Effective November 3, 2020, the U.S. Small Business Administration (SBA) announced the update and release of SBA Form 1919, Borrower Information Form. SBA Information Notice 5000-20059. Among other things, the new Borrower Information Form highlights the SBA’s continued focus on businesses owned in whole or in part by a 401(k) plan (including Rollovers as Business Startups (ROBS)). SBA Form 1919, Borrower Information Form, divided now in three sections, collects information about the small business applicant and its associates and must be completed by all small business applicants, associates, and key employees, in connection with all loans under the 7(a) Programs.
Section I added selection boxes to clearly identify if the applicant is organized as a 401(k) Plan. It also added a question to determine if the applicant’s source of equity is a 401(k) plan (including a ROBS). Additionally, the revised form includes a brand new section (Section III) specifically designed to collect information on entity owners of the small business applicant, including checkboxes to clearly identify the type of entity owner and its legal structure.
In general, Section III requests information about each of the applicant’s owners – for each entity owning an equity interest in the applicant, identifying among them specifically a 401(k) plan. Whenever an applicant is owned in part, or in whole, by a 401(k) plan, the applicant must also provide to the lender evidence that the applicant, or the 401(k) plan, are in compliance with all applicable IRS, Treasury, and Department of Labor requirements and that it will comply with all relevant operating and reporting requirements. What the evidence is or how a lender monitors the borrower’s continued compliance post-closing is not yet clear.
What is clear is the SBA’s overall concern with businesses owned in whole or in part by a 401(k) plan:

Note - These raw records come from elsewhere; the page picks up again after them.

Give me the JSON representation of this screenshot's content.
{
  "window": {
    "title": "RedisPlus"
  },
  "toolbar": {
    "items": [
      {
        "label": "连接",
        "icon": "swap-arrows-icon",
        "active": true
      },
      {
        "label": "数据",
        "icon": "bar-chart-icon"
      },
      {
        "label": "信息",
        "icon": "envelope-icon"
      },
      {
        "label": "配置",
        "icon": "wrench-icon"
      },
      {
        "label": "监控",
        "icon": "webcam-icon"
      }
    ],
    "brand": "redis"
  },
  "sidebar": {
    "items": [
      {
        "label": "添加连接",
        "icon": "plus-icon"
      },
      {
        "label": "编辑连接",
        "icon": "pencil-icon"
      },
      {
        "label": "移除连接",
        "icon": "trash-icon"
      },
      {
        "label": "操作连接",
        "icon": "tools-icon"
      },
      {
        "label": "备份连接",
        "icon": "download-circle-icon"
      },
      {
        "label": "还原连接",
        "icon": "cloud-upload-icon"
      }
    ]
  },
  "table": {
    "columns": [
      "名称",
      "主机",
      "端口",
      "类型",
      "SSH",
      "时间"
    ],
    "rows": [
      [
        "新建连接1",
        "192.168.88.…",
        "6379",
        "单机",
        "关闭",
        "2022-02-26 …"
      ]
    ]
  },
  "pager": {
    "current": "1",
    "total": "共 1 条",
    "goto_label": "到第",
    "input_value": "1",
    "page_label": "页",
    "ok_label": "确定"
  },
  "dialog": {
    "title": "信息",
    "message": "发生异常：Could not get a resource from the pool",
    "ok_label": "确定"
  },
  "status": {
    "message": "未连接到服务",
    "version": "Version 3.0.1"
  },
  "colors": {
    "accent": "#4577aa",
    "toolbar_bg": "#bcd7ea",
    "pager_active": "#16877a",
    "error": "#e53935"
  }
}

“When evaluating applications involving such businesses, SBA Lenders must consider that a 401(k) plan sponsor’s failure to administer the plan properly may result in plan disqualification and adverse tax consequences to the plan’s sponsor and its participants, which may impact the Borrower’s ability to repay the loan.” SOP 50 10 6, page 139.
In addition to the information required in the SBA Form 1919, the SOP also now requires lenders to identify in E-Tran or SBA One and in the credit memorandum the following: (i) the specific type of 401(k) plan (Single Employer Plan, Multiple Employer Plan, etc.); and (ii) if applicable, that the applicant is using a ROBS plan for the equity contribution or other purpose (if the latter, to specify the purpose of the ROBS plan).
Lastly, prior to any disbursement of loan proceeds, lenders must obtain the borrower’s certification that the borrower and the 401(k) plan are in compliance with all applicable IRS, Treasury, and Department of Labor requirements and that it will comply with all relevant operating and reporting requirements. For questions regarding SBA loans involving 401(k) plans, please contact the attorneys at Starfield & Smith at 215-542-7070.